• SUPPLIED RECORDS
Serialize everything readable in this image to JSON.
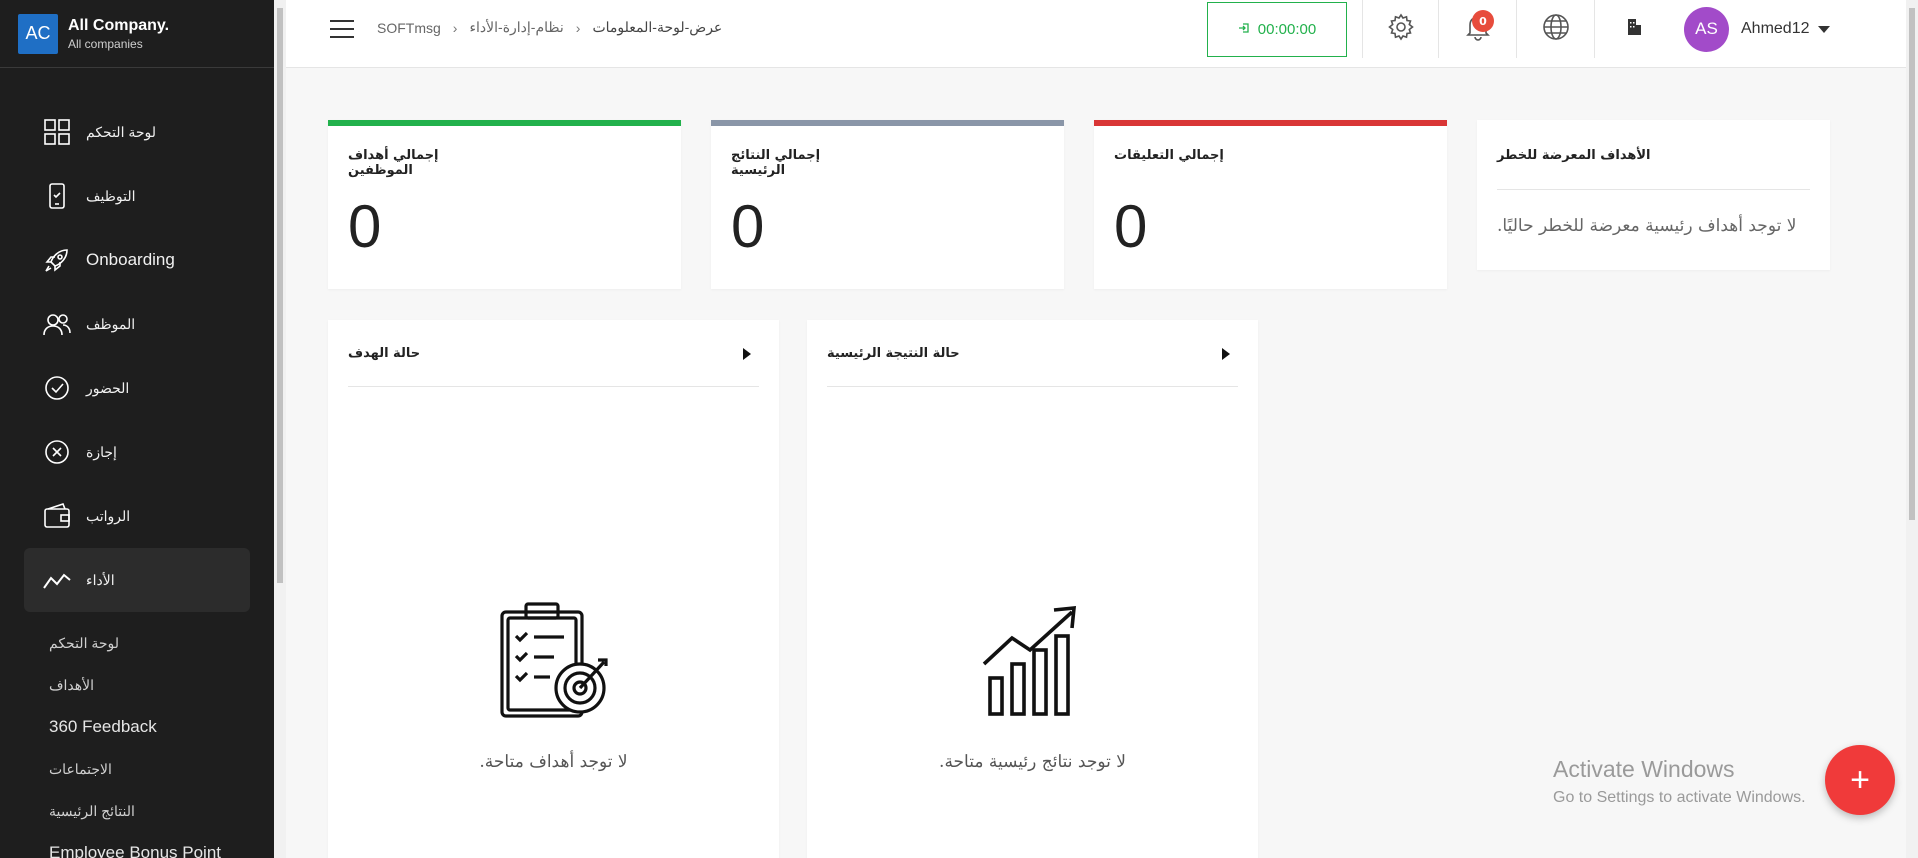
{
  "company": {
    "logo": "AC",
    "name": "All Company.",
    "sub": "All companies"
  },
  "sidebar": {
    "items": [
      {
        "label": "لوحة التحكم",
        "icon": "grid-icon"
      },
      {
        "label": "التوظيف",
        "icon": "phone-icon"
      },
      {
        "label": "Onboarding",
        "icon": "rocket-icon"
      },
      {
        "label": "الموظف",
        "icon": "users-icon"
      },
      {
        "label": "الحضور",
        "icon": "check-circle-icon"
      },
      {
        "label": "إجازة",
        "icon": "x-circle-icon"
      },
      {
        "label": "الرواتب",
        "icon": "wallet-icon"
      },
      {
        "label": "الأداء",
        "icon": "trend-icon"
      }
    ],
    "sub_items": [
      {
        "label": "لوحة التحكم"
      },
      {
        "label": "الأهداف"
      },
      {
        "label": "360 Feedback"
      },
      {
        "label": "الاجتماعات"
      },
      {
        "label": "النتائج الرئيسية"
      },
      {
        "label": "Employee Bonus Point"
      }
    ]
  },
  "header": {
    "breadcrumb": [
      "SOFTmsg",
      "نظام-إدارة-الأداء",
      "عرض-لوحة-المعلومات"
    ],
    "timer": "00:00:00",
    "notifications_count": "0",
    "user": {
      "initials": "AS",
      "name": "Ahmed12"
    }
  },
  "colors": {
    "accent_green": "#22b14c",
    "bar_gray": "#8a96a8",
    "bar_red": "#d93636",
    "fab_red": "#f03a3a",
    "avatar": "#a24bc9"
  },
  "stats": [
    {
      "title": "إجمالي أهداف الموظفين",
      "value": "0"
    },
    {
      "title": "إجمالي النتائج الرئيسية",
      "value": "0"
    },
    {
      "title": "إجمالي التعليقات",
      "value": "0"
    }
  ],
  "risk": {
    "title": "الأهداف المعرضة للخطر",
    "message": ".لا توجد أهداف رئيسية معرضة للخطر حاليًا"
  },
  "panels": [
    {
      "title": "حالة الهدف",
      "empty": ".لا توجد أهداف متاحة",
      "icon": "clipboard-target-icon"
    },
    {
      "title": "حالة النتيجة الرئيسية",
      "empty": ".لا توجد نتائج رئيسية متاحة",
      "icon": "growth-chart-icon"
    }
  ],
  "watermark": {
    "line1": "Activate Windows",
    "line2": "Go to Settings to activate Windows."
  },
  "fab": {
    "label": "+"
  }
}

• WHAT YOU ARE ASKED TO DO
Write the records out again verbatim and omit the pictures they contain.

• OUTPUT FOR THIS TASK
Serialize everything readable in this image to JSON.
{
  "company": {
    "logo": "AC",
    "name": "All Company.",
    "sub": "All companies"
  },
  "sidebar": {
    "items": [
      {
        "label": "لوحة التحكم",
        "icon": "grid-icon"
      },
      {
        "label": "التوظيف",
        "icon": "phone-icon"
      },
      {
        "label": "Onboarding",
        "icon": "rocket-icon"
      },
      {
        "label": "الموظف",
        "icon": "users-icon"
      },
      {
        "label": "الحضور",
        "icon": "check-circle-icon"
      },
      {
        "label": "إجازة",
        "icon": "x-circle-icon"
      },
      {
        "label": "الرواتب",
        "icon": "wallet-icon"
      },
      {
        "label": "الأداء",
        "icon": "trend-icon"
      }
    ],
    "sub_items": [
      {
        "label": "لوحة التحكم"
      },
      {
        "label": "الأهداف"
      },
      {
        "label": "360 Feedback"
      },
      {
        "label": "الاجتماعات"
      },
      {
        "label": "النتائج الرئيسية"
      },
      {
        "label": "Employee Bonus Point"
      }
    ]
  },
  "header": {
    "breadcrumb": [
      "SOFTmsg",
      "نظام-إدارة-الأداء",
      "عرض-لوحة-المعلومات"
    ],
    "timer": "00:00:00",
    "notifications_count": "0",
    "user": {
      "initials": "AS",
      "name": "Ahmed12"
    }
  },
  "colors": {
    "accent_green": "#22b14c",
    "bar_gray": "#8a96a8",
    "bar_red": "#d93636",
    "fab_red": "#f03a3a",
    "avatar": "#a24bc9"
  },
  "stats": [
    {
      "title": "إجمالي أهداف الموظفين",
      "value": "0"
    },
    {
      "title": "إجمالي النتائج الرئيسية",
      "value": "0"
    },
    {
      "title": "إجمالي التعليقات",
      "value": "0"
    }
  ],
  "risk": {
    "title": "الأهداف المعرضة للخطر",
    "message": ".لا توجد أهداف رئيسية معرضة للخطر حاليًا"
  },
  "panels": [
    {
      "title": "حالة الهدف",
      "empty": ".لا توجد أهداف متاحة",
      "icon": "clipboard-target-icon"
    },
    {
      "title": "حالة النتيجة الرئيسية",
      "empty": ".لا توجد نتائج رئيسية متاحة",
      "icon": "growth-chart-icon"
    }
  ],
  "watermark": {
    "line1": "Activate Windows",
    "line2": "Go to Settings to activate Windows."
  },
  "fab": {
    "label": "+"
  }
}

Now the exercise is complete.